Signorelli Company hosts Valley Ranch Real Estate Kick-off event
February 12, 2016 | Lifelong Learner | The Signorelli Company hosted a real estate kick-off event February 11 to showcase the Valley Ranch community and present an economist’s predictions on why the Houston economy will continue to be strong despite the oil industry slump.
The event was held at Texan Drive Stadium at the Community Room and attracted approximately 140 real estate professionals who gathered to learn about Valley Ranch Town Center. The meal for the event was catered by the New Caney ISD Child Nutrition Department and served by students from the New Caney High School and Porter High School Culinary Arts programs. The New Caney High School Floral Design class also created beautiful centerpieces of freshly cut flowers for the event.
Danny Signorelli, founder of The Signorelli Company, described the Valley Ranch Town Center as the largest retail center construction in the Houston area and that 400,000 square feet of retail space is set to open in September of this year. Some of the stores that will open soon in the new retail area include Kroger Marketplace, Academy Sports and Outdoors, Sam’s Club, Chili’s Grill and Bar, Chick-fil-a and Pollo Loco.

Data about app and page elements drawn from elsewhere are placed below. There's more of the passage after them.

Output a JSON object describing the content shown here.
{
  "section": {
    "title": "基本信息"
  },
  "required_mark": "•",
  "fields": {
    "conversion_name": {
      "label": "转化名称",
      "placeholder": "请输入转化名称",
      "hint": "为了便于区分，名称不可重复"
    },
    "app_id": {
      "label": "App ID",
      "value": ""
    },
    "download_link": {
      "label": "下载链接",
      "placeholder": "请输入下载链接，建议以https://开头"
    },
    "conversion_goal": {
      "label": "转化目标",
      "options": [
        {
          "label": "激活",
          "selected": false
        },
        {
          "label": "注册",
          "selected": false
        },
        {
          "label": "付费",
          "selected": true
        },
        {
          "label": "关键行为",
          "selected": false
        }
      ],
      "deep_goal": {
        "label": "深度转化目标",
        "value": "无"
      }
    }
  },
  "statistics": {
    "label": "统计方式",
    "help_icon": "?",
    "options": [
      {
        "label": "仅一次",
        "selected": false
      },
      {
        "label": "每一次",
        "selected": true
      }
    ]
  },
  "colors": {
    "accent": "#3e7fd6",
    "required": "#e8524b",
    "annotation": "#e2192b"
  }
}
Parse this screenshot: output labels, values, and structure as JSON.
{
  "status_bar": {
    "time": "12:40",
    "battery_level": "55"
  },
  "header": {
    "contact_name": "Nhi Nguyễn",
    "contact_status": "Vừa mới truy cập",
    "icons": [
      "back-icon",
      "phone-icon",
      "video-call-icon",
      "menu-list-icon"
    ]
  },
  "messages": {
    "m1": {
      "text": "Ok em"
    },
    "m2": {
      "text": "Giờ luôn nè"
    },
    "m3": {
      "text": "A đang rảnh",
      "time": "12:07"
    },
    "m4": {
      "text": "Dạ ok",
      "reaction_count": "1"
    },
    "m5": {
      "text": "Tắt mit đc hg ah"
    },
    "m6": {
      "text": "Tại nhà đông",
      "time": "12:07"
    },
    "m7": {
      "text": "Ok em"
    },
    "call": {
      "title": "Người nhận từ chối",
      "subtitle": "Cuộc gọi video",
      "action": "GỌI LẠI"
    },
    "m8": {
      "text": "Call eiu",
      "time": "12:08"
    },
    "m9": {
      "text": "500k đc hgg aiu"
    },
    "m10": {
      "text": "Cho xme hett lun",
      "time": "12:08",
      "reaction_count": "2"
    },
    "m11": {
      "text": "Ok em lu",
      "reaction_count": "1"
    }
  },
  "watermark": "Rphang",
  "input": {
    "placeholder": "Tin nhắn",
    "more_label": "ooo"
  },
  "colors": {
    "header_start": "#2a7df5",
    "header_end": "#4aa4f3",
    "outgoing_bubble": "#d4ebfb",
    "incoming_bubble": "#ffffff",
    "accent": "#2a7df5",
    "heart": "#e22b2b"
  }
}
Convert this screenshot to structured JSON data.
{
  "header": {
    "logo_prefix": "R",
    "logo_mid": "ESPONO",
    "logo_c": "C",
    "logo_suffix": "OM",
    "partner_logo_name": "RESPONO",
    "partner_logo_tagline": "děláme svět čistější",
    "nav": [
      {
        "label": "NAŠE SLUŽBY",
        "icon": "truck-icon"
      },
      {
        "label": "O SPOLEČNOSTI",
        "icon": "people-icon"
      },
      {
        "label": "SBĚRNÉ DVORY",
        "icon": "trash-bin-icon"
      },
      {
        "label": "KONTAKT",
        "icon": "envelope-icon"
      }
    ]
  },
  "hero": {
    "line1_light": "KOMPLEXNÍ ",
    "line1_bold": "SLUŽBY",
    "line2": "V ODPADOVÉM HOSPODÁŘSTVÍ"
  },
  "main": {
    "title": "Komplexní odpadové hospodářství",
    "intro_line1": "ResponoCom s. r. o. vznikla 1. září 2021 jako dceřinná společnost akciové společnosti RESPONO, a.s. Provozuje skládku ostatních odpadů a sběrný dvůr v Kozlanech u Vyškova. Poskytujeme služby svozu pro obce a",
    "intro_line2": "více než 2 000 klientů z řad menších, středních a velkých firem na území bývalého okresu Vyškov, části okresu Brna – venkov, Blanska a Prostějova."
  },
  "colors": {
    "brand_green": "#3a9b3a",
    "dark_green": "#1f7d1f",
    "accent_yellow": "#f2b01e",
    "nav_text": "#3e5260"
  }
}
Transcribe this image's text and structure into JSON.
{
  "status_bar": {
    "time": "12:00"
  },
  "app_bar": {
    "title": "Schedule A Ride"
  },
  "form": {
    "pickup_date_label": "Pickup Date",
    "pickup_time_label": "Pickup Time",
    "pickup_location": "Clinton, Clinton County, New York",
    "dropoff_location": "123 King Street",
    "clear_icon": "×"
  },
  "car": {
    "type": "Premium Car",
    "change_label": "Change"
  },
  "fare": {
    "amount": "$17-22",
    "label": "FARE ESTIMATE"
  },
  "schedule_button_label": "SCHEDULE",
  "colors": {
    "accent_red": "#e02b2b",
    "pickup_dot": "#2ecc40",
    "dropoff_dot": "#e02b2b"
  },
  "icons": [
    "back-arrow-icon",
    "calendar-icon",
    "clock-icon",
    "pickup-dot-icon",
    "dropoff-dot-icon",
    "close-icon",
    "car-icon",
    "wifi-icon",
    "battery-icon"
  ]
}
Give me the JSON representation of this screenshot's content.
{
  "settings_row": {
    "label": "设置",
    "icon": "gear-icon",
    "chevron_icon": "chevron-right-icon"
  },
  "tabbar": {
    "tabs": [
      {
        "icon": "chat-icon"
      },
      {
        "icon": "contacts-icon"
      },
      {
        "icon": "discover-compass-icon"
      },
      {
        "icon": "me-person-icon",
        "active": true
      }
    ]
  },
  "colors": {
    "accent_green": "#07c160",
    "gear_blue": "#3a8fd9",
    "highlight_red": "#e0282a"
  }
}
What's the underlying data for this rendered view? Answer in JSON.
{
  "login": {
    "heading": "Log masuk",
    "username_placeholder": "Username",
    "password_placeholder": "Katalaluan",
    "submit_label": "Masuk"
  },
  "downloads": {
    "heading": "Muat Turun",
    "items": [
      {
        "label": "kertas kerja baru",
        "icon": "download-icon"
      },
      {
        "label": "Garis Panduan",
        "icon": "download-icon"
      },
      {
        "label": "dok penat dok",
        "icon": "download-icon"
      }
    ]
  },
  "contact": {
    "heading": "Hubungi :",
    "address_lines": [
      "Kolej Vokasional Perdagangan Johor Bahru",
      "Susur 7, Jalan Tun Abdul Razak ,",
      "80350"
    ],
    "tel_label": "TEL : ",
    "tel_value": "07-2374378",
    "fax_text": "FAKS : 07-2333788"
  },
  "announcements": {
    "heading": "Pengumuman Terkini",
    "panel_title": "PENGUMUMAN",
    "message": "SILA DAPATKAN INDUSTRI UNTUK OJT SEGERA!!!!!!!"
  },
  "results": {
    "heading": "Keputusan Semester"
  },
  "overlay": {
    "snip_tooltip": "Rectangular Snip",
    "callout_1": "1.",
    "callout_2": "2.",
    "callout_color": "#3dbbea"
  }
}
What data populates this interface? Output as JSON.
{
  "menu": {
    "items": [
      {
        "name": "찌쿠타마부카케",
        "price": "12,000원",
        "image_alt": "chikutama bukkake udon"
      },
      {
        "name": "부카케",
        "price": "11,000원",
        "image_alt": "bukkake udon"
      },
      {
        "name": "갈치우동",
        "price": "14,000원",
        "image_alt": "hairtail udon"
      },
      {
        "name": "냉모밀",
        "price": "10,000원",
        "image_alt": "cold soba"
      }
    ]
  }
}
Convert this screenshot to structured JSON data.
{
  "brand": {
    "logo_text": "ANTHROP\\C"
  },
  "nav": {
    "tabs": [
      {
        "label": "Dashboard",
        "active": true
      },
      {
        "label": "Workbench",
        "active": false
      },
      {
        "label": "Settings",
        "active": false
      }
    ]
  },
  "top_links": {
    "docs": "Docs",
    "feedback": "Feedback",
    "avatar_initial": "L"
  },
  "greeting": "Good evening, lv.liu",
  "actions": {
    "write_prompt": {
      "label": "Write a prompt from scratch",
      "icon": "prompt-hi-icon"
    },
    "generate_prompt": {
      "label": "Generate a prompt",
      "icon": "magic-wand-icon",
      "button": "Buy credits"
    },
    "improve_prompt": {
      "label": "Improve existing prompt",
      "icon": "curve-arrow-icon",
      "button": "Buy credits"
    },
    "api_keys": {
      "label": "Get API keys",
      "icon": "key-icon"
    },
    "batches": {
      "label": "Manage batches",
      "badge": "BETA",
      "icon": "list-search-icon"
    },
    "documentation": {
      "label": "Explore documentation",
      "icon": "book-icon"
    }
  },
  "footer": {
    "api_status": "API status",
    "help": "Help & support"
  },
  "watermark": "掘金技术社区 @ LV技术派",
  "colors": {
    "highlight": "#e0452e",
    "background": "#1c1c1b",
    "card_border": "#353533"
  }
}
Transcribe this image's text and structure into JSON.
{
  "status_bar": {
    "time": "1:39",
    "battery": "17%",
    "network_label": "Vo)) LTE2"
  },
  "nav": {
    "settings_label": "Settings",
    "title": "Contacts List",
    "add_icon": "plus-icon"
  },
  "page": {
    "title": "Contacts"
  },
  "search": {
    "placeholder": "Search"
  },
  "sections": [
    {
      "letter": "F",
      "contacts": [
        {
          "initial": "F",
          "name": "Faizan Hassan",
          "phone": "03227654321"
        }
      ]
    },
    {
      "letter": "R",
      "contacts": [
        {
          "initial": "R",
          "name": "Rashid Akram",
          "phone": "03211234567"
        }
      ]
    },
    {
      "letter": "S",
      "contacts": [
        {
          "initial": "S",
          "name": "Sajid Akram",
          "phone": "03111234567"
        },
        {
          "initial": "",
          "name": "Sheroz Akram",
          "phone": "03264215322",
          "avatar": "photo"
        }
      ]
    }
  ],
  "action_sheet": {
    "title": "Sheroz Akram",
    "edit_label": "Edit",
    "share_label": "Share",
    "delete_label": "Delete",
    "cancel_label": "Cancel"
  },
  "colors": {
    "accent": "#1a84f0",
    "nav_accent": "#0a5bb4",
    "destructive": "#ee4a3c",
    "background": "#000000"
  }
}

The Town Center will include an entertainment district that offers a movie theater and amphitheater for live musical concerts. Other amenities of the Town Center will include a hotel and Class A office space. On the south side of the Grand Parkway the development will include a medical district which will be anchored by one or two hospitals, according to Signorelli.
“Valley Ranch will be the focal point for healthcare just like it is for retail,” he said.
Signorelli explained that the demand for commercial space has squeezed and reduced some of the residential areas that were originally planned.
“There is not enough residential,” he said. “As soon as we sell out of it, that’s it.”
Signorelli described the homes available from Valley Ranch builder partners range from $180,000 to $250,000.
“For the Realtors, I think it’s a great value,” he said.
Attendees also listened to a presentation from Dr. Mark G. Dotzour, who served for 18 years as Chief Economist of the Real Estate Center at Texas A&M University in College Station.
Dotzour addressed the audience offering an economic overview of how the dramatic drop in oil prices started and how it is impacting the Houston area real estate market.
Dotzour explained that the national economy is growing but no one knows how long it will last. The longest period of growth was from 1991 to 2001. As of January of this year, the current economic expansion has lasted for 79 months.
Despite the recent downturn in oil prices and oil companies laying off hundreds of employees, Houston is the best place in the world for energy companies, according to Dotzour.
“We are under duress,” he said. “The energy business is not going away. It’s just going to get restructured.”
Dotzour noted that there is private equity funding in excess of $100 billion held by investors who are ready to purchase bankrupt oil companies. Since they will purchase companies, equipment and personnel at deep discounts after the bankruptcies, they will be able to produce oil at lower prices and still make a profit.
“Houston is not good but the best at the energy business,” said Dotzour. “We are in a temporary transition circumstance. This is how we roll in the oil business.”
While local companies may face bankruptcy, Dotzour said that leaders of Middle Eastern countries such as Saudi Arabia are facing massive budget deficits and political unrest among its citizens since the sale of oil forms a major portion of their Gross Domestic Product. Citizens of Saudi Arabia are paying higher prices for gas, food and taxes because of the lower oil revenues.
“They are in jeopardy of losing their countries,” said Dotzour, referring to the leaders of Saudi Arabia who face having their governments overthrown by an angry citizenry impacted by rising prices.
Dotzour expressed confidence that the oil industry in Houston will rebound and that home prices, along with interest rates, would not be negatively impacted by the oil slump based on historical figures.
“Now is the best time in my entire life to buy a house,” he said, referring to interest rates that are at their lowest levels in 40 years.
Dotzour noted that the number of unsold homes in the Houston area is at its lowest level since 1997.
“I’ve been begging people across the state to build thousands of homes because we don’t have enough,” he said. “We build one house for every four people who move to town. We’ve been under building for the population growth since 2007. That is why prices have been spiking.”
Dotzour concluded his presentation with a positive statistic for Houston-area home buyers that has been true since 1979 despite major recessions in the 1980s and in 2009.
“For the average home buyer in Houston, if you held it for 10 years, it will be worth 43 percent more when you sell it,” he said.